Problem description:
The pictures get dropped, while every remaining part of the listing is copied exactly.

Supplied material:
● ● ● ● ● ● ●
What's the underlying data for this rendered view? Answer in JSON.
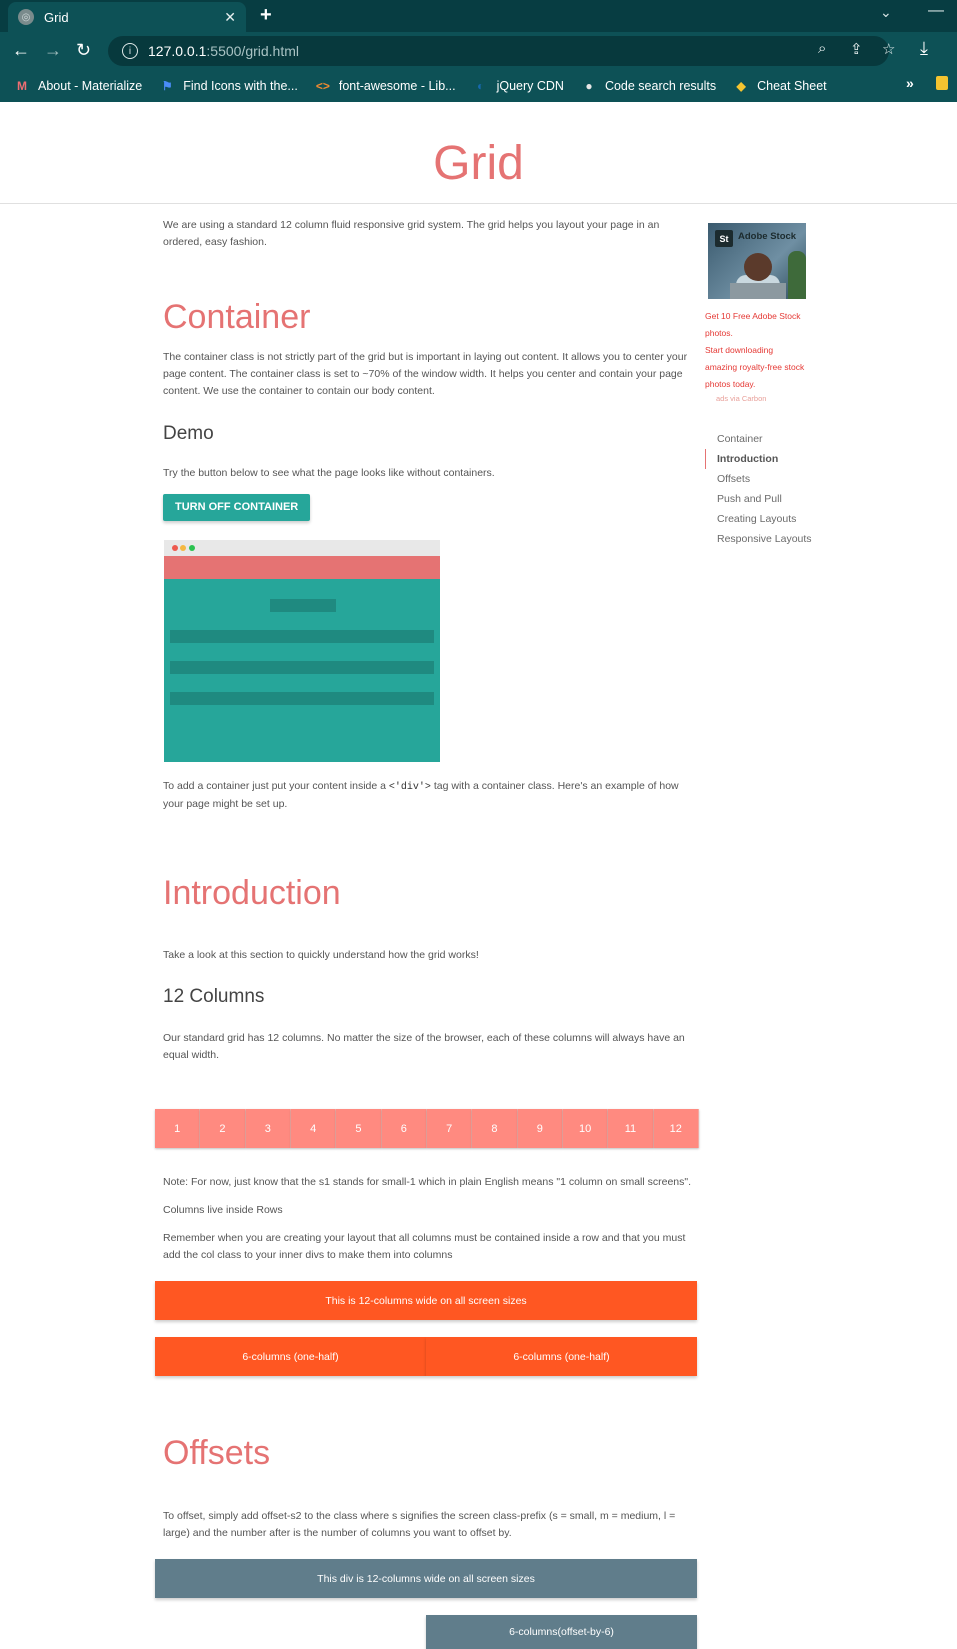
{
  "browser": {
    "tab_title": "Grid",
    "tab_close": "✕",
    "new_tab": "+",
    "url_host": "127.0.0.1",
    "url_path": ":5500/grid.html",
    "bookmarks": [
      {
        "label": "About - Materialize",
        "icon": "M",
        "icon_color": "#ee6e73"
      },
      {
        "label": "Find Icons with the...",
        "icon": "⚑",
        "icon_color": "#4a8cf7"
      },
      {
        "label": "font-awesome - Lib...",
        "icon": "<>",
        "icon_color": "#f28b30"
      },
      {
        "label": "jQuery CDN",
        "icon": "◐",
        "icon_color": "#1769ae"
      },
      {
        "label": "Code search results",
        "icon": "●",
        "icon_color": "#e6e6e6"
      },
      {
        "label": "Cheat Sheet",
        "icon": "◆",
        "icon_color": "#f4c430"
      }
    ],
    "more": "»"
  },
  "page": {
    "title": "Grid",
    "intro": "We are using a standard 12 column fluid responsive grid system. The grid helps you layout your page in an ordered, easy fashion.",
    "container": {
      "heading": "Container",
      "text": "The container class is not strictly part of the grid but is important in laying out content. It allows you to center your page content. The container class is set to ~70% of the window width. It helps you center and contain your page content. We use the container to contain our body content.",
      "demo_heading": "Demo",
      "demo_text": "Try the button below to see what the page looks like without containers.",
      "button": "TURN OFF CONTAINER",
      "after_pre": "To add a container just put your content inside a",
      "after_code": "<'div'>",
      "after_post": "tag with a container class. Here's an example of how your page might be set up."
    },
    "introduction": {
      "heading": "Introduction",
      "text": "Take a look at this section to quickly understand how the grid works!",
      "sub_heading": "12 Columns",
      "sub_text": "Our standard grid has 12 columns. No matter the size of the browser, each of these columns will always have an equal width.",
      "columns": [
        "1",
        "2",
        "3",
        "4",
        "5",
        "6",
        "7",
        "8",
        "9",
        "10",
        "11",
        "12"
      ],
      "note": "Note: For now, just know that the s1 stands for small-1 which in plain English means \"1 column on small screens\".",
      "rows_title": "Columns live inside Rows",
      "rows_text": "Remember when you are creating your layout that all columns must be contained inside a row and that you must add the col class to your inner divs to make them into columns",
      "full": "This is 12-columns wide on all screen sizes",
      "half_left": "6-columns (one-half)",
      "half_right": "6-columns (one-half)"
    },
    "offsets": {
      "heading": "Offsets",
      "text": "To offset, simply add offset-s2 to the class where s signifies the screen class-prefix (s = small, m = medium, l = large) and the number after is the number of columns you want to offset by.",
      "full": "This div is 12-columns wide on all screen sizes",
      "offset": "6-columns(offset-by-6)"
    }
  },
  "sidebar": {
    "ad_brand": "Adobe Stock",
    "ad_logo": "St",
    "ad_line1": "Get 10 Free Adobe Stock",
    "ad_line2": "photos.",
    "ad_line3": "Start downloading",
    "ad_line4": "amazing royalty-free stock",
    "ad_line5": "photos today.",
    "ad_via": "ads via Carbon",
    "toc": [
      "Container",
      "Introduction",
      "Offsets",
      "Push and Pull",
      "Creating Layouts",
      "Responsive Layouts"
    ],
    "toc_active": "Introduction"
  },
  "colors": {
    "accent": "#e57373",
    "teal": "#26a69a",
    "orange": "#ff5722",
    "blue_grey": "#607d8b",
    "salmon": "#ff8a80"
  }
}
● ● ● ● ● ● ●
Task answer:
What's the underlying data for this rendered view? Answer in JSON.
{
  "browser": {
    "tab_title": "Grid",
    "tab_close": "✕",
    "new_tab": "+",
    "url_host": "127.0.0.1",
    "url_path": ":5500/grid.html",
    "bookmarks": [
      {
        "label": "About - Materialize",
        "icon": "M",
        "icon_color": "#ee6e73"
      },
      {
        "label": "Find Icons with the...",
        "icon": "⚑",
        "icon_color": "#4a8cf7"
      },
      {
        "label": "font-awesome - Lib...",
        "icon": "<>",
        "icon_color": "#f28b30"
      },
      {
        "label": "jQuery CDN",
        "icon": "◐",
        "icon_color": "#1769ae"
      },
      {
        "label": "Code search results",
        "icon": "●",
        "icon_color": "#e6e6e6"
      },
      {
        "label": "Cheat Sheet",
        "icon": "◆",
        "icon_color": "#f4c430"
      }
    ],
    "more": "»"
  },
  "page": {
    "title": "Grid",
    "intro": "We are using a standard 12 column fluid responsive grid system. The grid helps you layout your page in an ordered, easy fashion.",
    "container": {
      "heading": "Container",
      "text": "The container class is not strictly part of the grid but is important in laying out content. It allows you to center your page content. The container class is set to ~70% of the window width. It helps you center and contain your page content. We use the container to contain our body content.",
      "demo_heading": "Demo",
      "demo_text": "Try the button below to see what the page looks like without containers.",
      "button": "TURN OFF CONTAINER",
      "after_pre": "To add a container just put your content inside a",
      "after_code": "<'div'>",
      "after_post": "tag with a container class. Here's an example of how your page might be set up."
    },
    "introduction": {
      "heading": "Introduction",
      "text": "Take a look at this section to quickly understand how the grid works!",
      "sub_heading": "12 Columns",
      "sub_text": "Our standard grid has 12 columns. No matter the size of the browser, each of these columns will always have an equal width.",
      "columns": [
        "1",
        "2",
        "3",
        "4",
        "5",
        "6",
        "7",
        "8",
        "9",
        "10",
        "11",
        "12"
      ],
      "note": "Note: For now, just know that the s1 stands for small-1 which in plain English means \"1 column on small screens\".",
      "rows_title": "Columns live inside Rows",
      "rows_text": "Remember when you are creating your layout that all columns must be contained inside a row and that you must add the col class to your inner divs to make them into columns",
      "full": "This is 12-columns wide on all screen sizes",
      "half_left": "6-columns (one-half)",
      "half_right": "6-columns (one-half)"
    },
    "offsets": {
      "heading": "Offsets",
      "text": "To offset, simply add offset-s2 to the class where s signifies the screen class-prefix (s = small, m = medium, l = large) and the number after is the number of columns you want to offset by.",
      "full": "This div is 12-columns wide on all screen sizes",
      "offset": "6-columns(offset-by-6)"
    }
  },
  "sidebar": {
    "ad_brand": "Adobe Stock",
    "ad_logo": "St",
    "ad_line1": "Get 10 Free Adobe Stock",
    "ad_line2": "photos.",
    "ad_line3": "Start downloading",
    "ad_line4": "amazing royalty-free stock",
    "ad_line5": "photos today.",
    "ad_via": "ads via Carbon",
    "toc": [
      "Container",
      "Introduction",
      "Offsets",
      "Push and Pull",
      "Creating Layouts",
      "Responsive Layouts"
    ],
    "toc_active": "Introduction"
  },
  "colors": {
    "accent": "#e57373",
    "teal": "#26a69a",
    "orange": "#ff5722",
    "blue_grey": "#607d8b",
    "salmon": "#ff8a80"
  }
}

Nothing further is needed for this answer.